▸ About this task
Scan the entries for the word "JSON". Every line that has it should be copied.

__________________________________________________

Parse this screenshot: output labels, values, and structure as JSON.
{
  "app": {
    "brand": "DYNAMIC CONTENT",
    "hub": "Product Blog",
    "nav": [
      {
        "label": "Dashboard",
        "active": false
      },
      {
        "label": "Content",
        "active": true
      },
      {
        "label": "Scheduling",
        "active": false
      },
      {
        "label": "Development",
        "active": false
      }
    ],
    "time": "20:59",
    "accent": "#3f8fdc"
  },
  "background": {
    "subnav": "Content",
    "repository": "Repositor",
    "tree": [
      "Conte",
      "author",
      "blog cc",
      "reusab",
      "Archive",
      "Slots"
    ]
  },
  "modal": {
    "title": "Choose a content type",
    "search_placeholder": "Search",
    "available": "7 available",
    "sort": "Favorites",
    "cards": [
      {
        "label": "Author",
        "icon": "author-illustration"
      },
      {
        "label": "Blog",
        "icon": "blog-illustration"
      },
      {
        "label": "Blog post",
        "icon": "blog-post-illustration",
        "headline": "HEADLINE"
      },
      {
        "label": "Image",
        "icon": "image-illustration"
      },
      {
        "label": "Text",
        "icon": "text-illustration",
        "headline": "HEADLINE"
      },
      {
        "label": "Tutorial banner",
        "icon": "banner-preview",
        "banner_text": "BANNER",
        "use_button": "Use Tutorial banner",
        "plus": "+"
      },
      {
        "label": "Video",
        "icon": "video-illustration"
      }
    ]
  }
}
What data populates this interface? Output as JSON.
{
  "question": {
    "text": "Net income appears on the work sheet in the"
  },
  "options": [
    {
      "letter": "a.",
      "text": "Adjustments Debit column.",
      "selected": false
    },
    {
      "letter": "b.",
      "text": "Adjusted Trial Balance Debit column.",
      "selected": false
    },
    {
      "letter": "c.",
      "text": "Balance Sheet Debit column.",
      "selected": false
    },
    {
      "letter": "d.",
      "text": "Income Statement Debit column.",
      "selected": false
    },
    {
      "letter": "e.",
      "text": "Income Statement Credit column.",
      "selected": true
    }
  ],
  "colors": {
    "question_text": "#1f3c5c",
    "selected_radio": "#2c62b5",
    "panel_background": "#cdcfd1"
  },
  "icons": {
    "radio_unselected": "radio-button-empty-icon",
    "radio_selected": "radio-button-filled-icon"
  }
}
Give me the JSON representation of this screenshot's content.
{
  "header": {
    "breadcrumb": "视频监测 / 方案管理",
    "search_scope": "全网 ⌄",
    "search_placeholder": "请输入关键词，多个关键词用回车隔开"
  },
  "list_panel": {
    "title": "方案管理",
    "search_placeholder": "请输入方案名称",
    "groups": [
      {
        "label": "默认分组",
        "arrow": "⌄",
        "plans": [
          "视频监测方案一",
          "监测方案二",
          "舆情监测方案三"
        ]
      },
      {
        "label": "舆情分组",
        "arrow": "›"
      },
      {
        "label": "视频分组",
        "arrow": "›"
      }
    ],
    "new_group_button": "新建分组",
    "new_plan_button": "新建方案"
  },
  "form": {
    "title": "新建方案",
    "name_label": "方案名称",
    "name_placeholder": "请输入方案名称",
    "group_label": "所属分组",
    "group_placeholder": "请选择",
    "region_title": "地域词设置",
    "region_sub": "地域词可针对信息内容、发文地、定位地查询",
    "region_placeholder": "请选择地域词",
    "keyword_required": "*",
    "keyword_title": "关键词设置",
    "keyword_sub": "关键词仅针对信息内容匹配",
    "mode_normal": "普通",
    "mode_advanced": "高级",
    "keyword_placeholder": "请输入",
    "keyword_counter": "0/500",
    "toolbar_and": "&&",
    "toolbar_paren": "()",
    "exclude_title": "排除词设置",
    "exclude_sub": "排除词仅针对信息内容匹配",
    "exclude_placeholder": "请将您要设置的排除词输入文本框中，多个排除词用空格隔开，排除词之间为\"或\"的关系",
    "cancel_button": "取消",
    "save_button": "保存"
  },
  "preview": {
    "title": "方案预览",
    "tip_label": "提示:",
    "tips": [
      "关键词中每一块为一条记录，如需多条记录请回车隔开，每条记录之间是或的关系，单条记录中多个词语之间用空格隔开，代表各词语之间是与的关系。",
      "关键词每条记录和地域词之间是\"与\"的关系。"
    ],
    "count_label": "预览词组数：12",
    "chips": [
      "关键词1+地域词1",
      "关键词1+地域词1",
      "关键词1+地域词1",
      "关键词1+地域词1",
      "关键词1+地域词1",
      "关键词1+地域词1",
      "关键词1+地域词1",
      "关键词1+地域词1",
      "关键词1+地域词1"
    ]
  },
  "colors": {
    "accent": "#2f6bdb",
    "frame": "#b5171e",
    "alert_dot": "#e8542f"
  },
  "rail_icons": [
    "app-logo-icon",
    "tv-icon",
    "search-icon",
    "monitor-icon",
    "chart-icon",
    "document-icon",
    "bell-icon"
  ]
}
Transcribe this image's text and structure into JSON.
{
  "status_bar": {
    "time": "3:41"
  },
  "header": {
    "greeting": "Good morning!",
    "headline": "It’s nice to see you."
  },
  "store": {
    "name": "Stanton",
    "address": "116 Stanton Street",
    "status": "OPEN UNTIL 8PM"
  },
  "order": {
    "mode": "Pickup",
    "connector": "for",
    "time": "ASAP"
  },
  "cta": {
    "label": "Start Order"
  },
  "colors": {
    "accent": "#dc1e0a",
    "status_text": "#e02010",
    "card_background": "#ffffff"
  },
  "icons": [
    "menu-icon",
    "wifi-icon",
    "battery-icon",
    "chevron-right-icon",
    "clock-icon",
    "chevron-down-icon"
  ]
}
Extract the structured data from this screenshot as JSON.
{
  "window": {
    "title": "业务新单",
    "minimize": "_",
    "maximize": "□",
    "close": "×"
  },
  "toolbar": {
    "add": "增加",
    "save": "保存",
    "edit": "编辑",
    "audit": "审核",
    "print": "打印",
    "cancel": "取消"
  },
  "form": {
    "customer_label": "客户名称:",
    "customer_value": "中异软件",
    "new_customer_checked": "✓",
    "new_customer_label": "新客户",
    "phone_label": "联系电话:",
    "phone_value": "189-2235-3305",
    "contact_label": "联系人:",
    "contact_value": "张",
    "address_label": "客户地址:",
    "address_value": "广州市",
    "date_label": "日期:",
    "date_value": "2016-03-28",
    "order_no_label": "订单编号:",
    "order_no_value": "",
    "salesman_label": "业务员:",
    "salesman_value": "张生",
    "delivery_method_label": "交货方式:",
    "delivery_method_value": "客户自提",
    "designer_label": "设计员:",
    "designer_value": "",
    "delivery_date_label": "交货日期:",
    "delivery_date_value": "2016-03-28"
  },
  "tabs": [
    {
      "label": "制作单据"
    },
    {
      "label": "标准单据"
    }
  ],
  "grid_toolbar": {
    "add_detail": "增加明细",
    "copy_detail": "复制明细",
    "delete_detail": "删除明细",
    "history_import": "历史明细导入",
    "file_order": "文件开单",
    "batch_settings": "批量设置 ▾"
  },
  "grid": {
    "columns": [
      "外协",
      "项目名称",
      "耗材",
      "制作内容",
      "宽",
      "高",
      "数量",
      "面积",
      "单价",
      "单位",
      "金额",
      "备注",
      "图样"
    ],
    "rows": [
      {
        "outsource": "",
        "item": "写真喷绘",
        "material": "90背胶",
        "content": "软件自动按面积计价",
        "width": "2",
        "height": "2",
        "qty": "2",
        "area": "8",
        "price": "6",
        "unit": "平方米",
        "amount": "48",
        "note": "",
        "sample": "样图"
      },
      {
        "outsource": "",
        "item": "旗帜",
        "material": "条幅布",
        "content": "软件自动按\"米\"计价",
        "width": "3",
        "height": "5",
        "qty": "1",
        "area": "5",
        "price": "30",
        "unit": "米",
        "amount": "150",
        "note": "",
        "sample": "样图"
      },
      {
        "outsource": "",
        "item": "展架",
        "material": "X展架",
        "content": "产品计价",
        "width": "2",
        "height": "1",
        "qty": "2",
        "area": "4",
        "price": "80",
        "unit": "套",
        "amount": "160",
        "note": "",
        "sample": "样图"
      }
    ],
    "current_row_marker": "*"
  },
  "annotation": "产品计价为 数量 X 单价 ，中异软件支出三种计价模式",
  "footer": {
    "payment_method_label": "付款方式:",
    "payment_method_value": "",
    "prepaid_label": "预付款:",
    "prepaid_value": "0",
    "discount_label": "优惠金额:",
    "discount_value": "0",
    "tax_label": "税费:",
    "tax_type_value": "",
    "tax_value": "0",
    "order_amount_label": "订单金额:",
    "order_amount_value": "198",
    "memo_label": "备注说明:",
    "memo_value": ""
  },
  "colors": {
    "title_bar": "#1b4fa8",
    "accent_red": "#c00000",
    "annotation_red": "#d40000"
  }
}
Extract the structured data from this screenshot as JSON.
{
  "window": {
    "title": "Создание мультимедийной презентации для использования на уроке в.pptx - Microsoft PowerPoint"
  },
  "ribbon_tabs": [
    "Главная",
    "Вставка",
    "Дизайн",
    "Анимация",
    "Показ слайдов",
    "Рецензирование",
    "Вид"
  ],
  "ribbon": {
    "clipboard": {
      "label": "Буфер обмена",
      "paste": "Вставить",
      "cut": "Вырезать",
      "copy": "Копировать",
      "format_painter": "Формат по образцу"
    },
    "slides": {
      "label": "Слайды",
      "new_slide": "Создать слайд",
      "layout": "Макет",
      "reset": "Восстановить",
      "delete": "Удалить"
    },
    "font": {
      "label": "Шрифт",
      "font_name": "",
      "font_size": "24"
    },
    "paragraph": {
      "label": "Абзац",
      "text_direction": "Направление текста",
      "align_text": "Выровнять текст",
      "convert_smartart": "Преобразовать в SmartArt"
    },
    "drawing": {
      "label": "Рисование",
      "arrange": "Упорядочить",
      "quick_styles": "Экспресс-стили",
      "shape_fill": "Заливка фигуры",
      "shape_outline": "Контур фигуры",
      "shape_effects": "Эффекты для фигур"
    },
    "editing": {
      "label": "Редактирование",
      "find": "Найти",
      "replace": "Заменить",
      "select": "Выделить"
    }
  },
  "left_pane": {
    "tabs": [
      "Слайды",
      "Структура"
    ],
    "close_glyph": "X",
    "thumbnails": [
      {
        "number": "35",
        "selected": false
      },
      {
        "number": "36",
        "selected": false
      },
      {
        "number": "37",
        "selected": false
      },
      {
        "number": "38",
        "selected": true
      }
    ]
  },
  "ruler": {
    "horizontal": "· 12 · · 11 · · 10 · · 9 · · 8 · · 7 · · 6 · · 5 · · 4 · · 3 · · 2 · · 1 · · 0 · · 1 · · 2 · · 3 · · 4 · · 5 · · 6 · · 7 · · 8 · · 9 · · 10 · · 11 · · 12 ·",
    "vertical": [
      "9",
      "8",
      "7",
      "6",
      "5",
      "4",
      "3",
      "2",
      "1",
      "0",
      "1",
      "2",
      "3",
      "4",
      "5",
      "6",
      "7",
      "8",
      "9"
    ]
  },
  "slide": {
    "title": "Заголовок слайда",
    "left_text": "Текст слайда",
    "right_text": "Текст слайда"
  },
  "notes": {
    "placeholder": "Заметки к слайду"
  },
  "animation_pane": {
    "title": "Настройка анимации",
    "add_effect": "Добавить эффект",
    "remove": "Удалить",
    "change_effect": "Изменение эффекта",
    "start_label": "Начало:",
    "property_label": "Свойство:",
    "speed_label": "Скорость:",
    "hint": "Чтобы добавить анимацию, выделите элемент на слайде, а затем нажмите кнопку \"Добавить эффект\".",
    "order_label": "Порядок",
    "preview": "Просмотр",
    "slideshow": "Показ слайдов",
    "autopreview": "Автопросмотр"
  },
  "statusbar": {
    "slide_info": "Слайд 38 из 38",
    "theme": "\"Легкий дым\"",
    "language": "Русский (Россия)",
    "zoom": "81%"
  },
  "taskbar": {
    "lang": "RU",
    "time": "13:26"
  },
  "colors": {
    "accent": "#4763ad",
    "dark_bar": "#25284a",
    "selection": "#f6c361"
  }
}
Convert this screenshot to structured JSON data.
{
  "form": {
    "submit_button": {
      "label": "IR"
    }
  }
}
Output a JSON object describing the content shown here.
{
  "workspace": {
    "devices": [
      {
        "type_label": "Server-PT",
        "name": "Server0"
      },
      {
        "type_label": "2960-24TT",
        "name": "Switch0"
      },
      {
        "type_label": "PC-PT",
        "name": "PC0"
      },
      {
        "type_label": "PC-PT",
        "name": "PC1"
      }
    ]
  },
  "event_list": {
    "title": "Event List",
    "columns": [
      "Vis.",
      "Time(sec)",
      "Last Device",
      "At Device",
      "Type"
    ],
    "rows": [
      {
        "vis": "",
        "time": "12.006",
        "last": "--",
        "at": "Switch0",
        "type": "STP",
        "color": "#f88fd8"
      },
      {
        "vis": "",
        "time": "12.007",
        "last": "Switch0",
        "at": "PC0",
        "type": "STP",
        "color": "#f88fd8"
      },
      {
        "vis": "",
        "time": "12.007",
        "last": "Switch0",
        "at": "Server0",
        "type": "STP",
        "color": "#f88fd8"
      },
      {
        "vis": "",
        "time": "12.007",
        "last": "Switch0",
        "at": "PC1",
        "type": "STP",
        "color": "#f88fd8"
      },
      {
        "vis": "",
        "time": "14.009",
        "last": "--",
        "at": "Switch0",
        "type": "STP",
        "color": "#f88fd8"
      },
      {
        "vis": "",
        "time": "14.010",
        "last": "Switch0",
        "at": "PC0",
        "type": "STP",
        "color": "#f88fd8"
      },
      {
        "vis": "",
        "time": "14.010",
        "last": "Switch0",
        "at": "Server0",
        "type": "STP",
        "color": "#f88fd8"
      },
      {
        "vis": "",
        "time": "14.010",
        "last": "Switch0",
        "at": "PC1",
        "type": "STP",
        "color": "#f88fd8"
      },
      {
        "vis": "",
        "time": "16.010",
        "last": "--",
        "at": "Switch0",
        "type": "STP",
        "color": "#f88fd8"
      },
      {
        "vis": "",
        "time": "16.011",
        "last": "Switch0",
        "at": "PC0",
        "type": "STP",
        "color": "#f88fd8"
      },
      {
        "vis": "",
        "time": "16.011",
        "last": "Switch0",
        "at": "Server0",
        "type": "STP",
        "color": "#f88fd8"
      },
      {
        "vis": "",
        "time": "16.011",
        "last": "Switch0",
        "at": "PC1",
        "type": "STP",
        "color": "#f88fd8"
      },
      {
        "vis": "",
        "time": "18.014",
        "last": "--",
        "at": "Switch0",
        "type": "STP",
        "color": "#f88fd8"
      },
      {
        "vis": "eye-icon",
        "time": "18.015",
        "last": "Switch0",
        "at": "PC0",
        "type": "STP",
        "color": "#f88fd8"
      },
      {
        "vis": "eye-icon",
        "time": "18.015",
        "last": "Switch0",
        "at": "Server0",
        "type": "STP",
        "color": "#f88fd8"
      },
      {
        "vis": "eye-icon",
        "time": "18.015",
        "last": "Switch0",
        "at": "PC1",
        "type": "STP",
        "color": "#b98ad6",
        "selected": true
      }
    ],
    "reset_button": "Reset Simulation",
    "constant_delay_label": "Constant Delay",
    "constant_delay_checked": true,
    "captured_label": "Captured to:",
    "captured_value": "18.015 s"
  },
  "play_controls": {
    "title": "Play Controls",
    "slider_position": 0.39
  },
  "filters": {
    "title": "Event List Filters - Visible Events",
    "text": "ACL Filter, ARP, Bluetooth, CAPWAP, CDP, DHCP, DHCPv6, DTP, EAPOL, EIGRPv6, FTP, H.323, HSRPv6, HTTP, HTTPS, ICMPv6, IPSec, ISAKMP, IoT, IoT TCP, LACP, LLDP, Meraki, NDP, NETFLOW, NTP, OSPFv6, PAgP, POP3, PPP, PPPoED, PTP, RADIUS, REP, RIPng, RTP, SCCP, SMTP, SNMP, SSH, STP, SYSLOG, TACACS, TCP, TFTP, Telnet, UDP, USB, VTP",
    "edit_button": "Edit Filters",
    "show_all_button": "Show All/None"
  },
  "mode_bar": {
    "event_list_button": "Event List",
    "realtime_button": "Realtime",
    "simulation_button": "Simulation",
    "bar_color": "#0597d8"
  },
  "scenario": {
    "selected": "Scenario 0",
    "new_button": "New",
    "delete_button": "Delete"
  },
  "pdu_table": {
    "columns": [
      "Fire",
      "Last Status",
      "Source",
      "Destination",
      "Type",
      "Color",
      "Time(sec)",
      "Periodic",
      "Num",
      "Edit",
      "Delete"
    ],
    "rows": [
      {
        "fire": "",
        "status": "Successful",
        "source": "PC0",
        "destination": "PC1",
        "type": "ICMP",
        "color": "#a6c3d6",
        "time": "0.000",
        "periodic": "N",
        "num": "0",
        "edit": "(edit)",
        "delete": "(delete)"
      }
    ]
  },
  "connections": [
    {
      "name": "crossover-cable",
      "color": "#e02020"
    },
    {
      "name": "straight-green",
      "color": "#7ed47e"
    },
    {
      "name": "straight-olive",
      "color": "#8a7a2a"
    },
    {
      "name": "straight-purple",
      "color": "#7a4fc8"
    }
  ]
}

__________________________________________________

▸ Task output
Parse this screenshot: output labels, values, and structure as JSON.
What data populates this interface? Output as JSON.
Give me the JSON representation of this screenshot's content.
Transcribe this image's text and structure into JSON.
Extract the structured data from this screenshot as JSON.
Extract the structured data from this screenshot as JSON.
Convert this screenshot to structured JSON data.
Output a JSON object describing the content shown here.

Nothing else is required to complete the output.